The only Axis country left was Japan. Nazi Germany was defeated and peace in Europe was established. The end was inevitable, the only matter of discussion was the cost of it. Without delay, Operation Downfall was planned to be executed on autumn 1945 and the price of conquering Nippon would be shattering. Japanese Emperor Hirohito prepared Operation Ketsugō, an all-out plan of the ultimate defense. However, both operations were avoided with the successful completions of the Manhattan Project. The U.S. now had atomic bombs.
The first atomic bomb “Little Boy” was dropped on Hiroshima on August 6, followed three days later by the “Fat Man” on Nagasaki.
On 14 August 1945, less than a week after the bombing of Nagasaki, Emperor Hirohito decided to do something “unthinkable” and opposed by many of his military advisers. He announced the surrender of Japan which was broadcast the next day at noon via radio. The nation was supposed to reconcile with the ultimate surrender, although he didn’t use these exact words. Many Japanese officers chose a suicide over the “shame” of defeat. The signing of the declaration of surrender was planned for September 2, 1945, at 9:00 AM in Tokyo Bay, aboard the USS Missouri (BB-63).
The Supreme Commander for the Allied Powers, Douglas McArthur, along with other prominent US officials and staff arrived at Tokyo on August 29. The design of the declaration was different than that of Germany and was more about a future partnership under the control of the victor.
Also, the Emperor had a status of living god among the conquered nation and Gaijin Shogun (nickname given to McArthur by Japanese) decided to protect Hirohito and rule through him, which is considered as a politically wise move. Hirohito was free from any accusations of war crimes and responsibility for that was assigned to Hideki Tōjō and his militarist extremists.
Approximately 5,700 Japanese and their allies were tried for war crimes in late 1945 (4,300 were convicted and 1,000 sentenced to death). Some trials were conducted hastily and were criticized, for example, the trial of Yamashita for crimes on Manila, for which he was not responsible. Similar to Operation Paperclip, McArthur gave immunity to many Japanese scientists, including Shirō Ishii, in exchange for their knowledge.

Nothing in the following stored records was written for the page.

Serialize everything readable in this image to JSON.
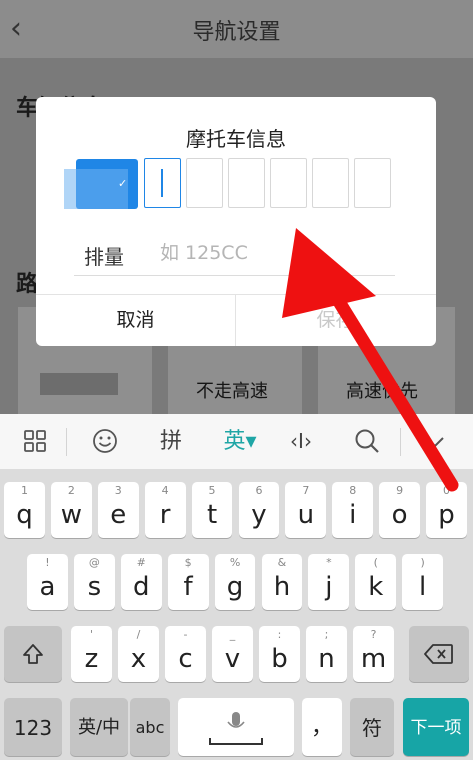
{
  "page": {
    "title": "导航设置",
    "section_vehicle": "车辆信息",
    "section_route": "路",
    "route_options": [
      "不走高速",
      "高速优先"
    ]
  },
  "dialog": {
    "title": "摩托车信息",
    "displacement_label": "排量",
    "displacement_placeholder": "如 125CC",
    "cancel_label": "取消",
    "save_label": "保存"
  },
  "keyboard": {
    "toolbar": {
      "apps_icon": "grid-icon",
      "emoji_icon": "smiley-icon",
      "pinyin_label": "拼",
      "english_label": "英▾",
      "cursor_label": "‹I›",
      "search_icon": "search-icon",
      "collapse_icon": "chevron-down-icon"
    },
    "row1": [
      {
        "k": "q",
        "s": "1"
      },
      {
        "k": "w",
        "s": "2"
      },
      {
        "k": "e",
        "s": "3"
      },
      {
        "k": "r",
        "s": "4"
      },
      {
        "k": "t",
        "s": "5"
      },
      {
        "k": "y",
        "s": "6"
      },
      {
        "k": "u",
        "s": "7"
      },
      {
        "k": "i",
        "s": "8"
      },
      {
        "k": "o",
        "s": "9"
      },
      {
        "k": "p",
        "s": "0"
      }
    ],
    "row2": [
      {
        "k": "a",
        "s": "!"
      },
      {
        "k": "s",
        "s": "@"
      },
      {
        "k": "d",
        "s": "#"
      },
      {
        "k": "f",
        "s": "$"
      },
      {
        "k": "g",
        "s": "%"
      },
      {
        "k": "h",
        "s": "&"
      },
      {
        "k": "j",
        "s": "*"
      },
      {
        "k": "k",
        "s": "("
      },
      {
        "k": "l",
        "s": ")"
      }
    ],
    "row3": [
      {
        "k": "z",
        "s": "'"
      },
      {
        "k": "x",
        "s": "/"
      },
      {
        "k": "c",
        "s": "-"
      },
      {
        "k": "v",
        "s": "_"
      },
      {
        "k": "b",
        "s": ":"
      },
      {
        "k": "n",
        "s": ";"
      },
      {
        "k": "m",
        "s": "?"
      }
    ],
    "bottom": {
      "num_label": "123",
      "lang_label": "英/中",
      "abc_label": "abc",
      "comma_label": "，",
      "symbol_label": "符",
      "next_label": "下一项"
    },
    "accent_color": "#17a5a6"
  }
}
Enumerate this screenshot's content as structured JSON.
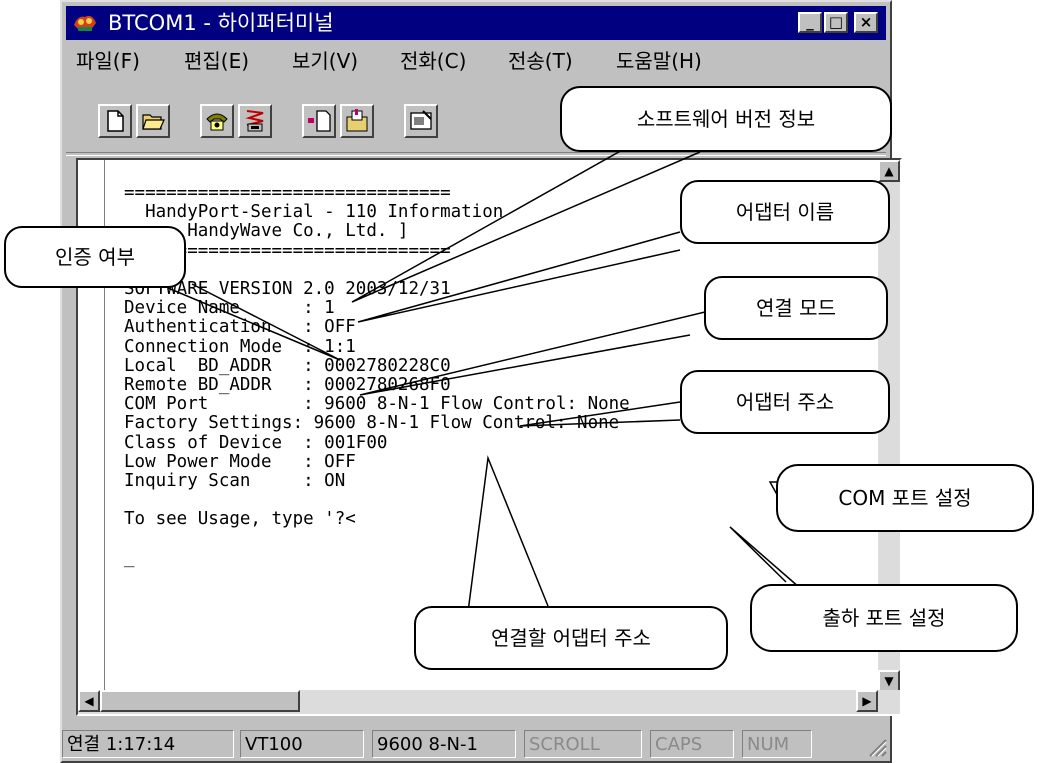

When McArthur met with Hirohito, the people of Japan were electrified by the look of their leader, overshadowed by a much taller American general. The myth of a godlike appearance was undermined, and the photo of them together was instantly banned by the new Japanese Government. Tojo was no longer the prime minister and was replaced by Mamoru Shigemitsu, while prime minister Suzuki by Prince Higashikuni (Hirohito’s uncle). The ceasefire was difficult to maintain and the last fights stopped near the end of August, though Soviets kept pushing in the direction of Hokkaido, resulting in annexation of Kurile Islands (a territory disputed to this day).
On September 2, 1945, the document of complete surrender was finally on the desk with its two main objectives: to dissolve Japan’s war potential and turning them into a pro-US country with a democratic-style nation. By the end of the year, 350,000 US military personnel were located on the Japanese Islands to enforce the treaty, to protect peace, prevent turmoil and any possible coup d’état’s.
It’s worthy to note that the new Japanese constitution included Article 9, called the “Peace Clause”, and this part essentially eliminates the possibility for making war by banning a formidable army.
From 1945-52, Japan started a new period in their history. They completed a rebuild from the disaster of the past war, introduced a democratic system, and abandoned the myths of Japanese superiority. The occupation ended in 1952 along with signing of the San Francisco Peace Treaty. From that point onwards, Japan has gone through many major domestic transformations. In 1956, they became a close partner in NATO in 1990.
Surrender ceremonies in the rest of the world